(WASHINGTON, DC) – Today, the District of Columbia (DC) Department of Health (DOH) announced that it has received $900K, to be dispersed over a three year period, from the Centers for Disease Control and Prevention (CDC) to prevent overdose deaths related to prescription opioids as part of the Prescription Drug Overdose: Data-Driven Prevention Initiative (DDPI).
Specifically, funding will support the District’s efforts to:
- Improve data collection and analysis around opioid misuse, abuse and overdose;
- Develop a strategy to combat the issue; and
- Work with communities to develop larger, more comprehensive opioid overdose prevention programs.
“This grant will help to support our existing efforts to tackle opioid misuse in the District,” said Dr. LaQuandra Nesbitt, Director, DOH. “Specifically, the DDPI will allow us to gather more data on prescription opioid usage and overdoses to then build upon our strategies to address this growing concern.”
The number of opioid-related drug overdose deaths in the District has almost doubled from 65 deaths in 2011 to 114 deaths in 2015. To date, there have been 112 deaths related to opioid abuse in 2016.
Focusing on the growing number of opioid overdoses, in 2015 DOH created the Heroin Overdose Taskforce. Each month, key stakeholders within the DC government convene to share information regarding current public health and law enforcement efforts related to heroin and other opioids. The stakeholders include members from DOH, as well as the Department of Behavioral Health (DBH), Office of the Chief Medical Examiner (OCME), Office of the Attorney General (OAG), Department of Forensic Sciences (DFS), Fire and EMS Department (FEMS) and the Metropolitan Police Department (MPD).

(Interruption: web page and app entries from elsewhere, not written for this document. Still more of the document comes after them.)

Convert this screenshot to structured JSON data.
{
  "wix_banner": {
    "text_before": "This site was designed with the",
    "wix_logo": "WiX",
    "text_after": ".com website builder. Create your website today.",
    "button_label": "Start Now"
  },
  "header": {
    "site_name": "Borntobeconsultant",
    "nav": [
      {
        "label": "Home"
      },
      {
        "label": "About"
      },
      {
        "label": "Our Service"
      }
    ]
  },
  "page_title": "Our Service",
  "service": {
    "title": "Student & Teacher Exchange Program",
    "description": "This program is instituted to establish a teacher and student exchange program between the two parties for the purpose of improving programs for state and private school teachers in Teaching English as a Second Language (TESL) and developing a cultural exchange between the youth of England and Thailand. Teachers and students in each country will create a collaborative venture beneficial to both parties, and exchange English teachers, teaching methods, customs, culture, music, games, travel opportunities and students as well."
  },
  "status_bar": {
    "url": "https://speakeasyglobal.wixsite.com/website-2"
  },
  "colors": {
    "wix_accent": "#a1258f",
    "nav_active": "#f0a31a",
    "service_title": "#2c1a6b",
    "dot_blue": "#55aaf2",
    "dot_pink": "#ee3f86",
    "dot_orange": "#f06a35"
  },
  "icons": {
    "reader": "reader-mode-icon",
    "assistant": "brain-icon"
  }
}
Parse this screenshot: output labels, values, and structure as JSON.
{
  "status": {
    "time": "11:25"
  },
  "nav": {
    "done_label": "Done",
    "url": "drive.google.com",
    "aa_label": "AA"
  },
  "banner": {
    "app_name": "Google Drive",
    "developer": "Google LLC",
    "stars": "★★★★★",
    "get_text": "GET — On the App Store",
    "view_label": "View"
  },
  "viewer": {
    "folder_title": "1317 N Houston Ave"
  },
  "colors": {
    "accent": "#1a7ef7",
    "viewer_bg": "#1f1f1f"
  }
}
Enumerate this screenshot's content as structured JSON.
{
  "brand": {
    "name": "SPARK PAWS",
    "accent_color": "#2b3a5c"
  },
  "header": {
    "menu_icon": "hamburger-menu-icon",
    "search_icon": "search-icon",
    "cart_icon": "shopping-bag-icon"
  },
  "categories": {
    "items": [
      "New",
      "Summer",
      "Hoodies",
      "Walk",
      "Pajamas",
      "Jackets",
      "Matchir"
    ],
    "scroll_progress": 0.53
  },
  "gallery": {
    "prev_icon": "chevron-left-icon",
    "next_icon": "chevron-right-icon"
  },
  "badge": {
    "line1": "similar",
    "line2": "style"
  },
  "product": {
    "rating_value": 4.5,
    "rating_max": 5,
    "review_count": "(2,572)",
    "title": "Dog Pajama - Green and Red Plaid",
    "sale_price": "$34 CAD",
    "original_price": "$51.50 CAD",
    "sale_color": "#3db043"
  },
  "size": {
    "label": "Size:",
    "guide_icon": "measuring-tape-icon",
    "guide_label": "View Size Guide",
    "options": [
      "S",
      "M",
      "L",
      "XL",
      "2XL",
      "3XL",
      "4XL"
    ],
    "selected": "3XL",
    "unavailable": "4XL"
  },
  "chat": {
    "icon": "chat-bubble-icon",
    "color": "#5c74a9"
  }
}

Traditionally, drug misuse and crime have been viewed strictly as legal/law enforcement issues. With this taskforce/surveillance system, the District intends to truly treat opioids as a public health problem and bring a new approach and resources to first understand the problem, which can then guide effective prevention strategies. This new approach aims to provide prevention and law enforcement partners with timely data on the nature and circumstances of opioid misuse and related deaths to enable effective public health responses.
Additionally, to display the District’s commitment to this issue, in October 2016 Mayor Muriel Bowser along with Maryland Governor Larry Hogan and Virginia Governor Terry McAuliffe, signed the National Capital Region Compact to Combat Opioid Addiction. The Compact pledged the jurisdictions to work collaboratively to stop the damaging effects of opioid addiction in the region.
The District’s participation in the DDPI is a vital part of CDC’s ongoing efforts to identify and enhance evidence-based programs across the nation making progress in the fight against the opioid overdose epidemic. DDPI provides resources and support to advance and evaluate state-level interventions for preventing prescription drug misuse, abuse, and overdose.
The funding, allocated through the National Center for Injury Prevention and Control, builds upon CDC’s state programs to prevent opioid overdose, specifically Prescription Drug Overdose: Prevention for States (PfS). Over the next three years, CDC plans to give the states DDPI awards averaging $430,000 a year to advance and evaluate state-level prevention of opioid misuse, abuse and overdose efforts to quell the growing tide of prescription drug overdose
Additional states awarded funding include: Alabama, Alaska, Arkansas, Georgia, Hawaii, Idaho, Kansas, Louisiana, Michigan, Minnesota, Montana, New Jersey and South Dakota.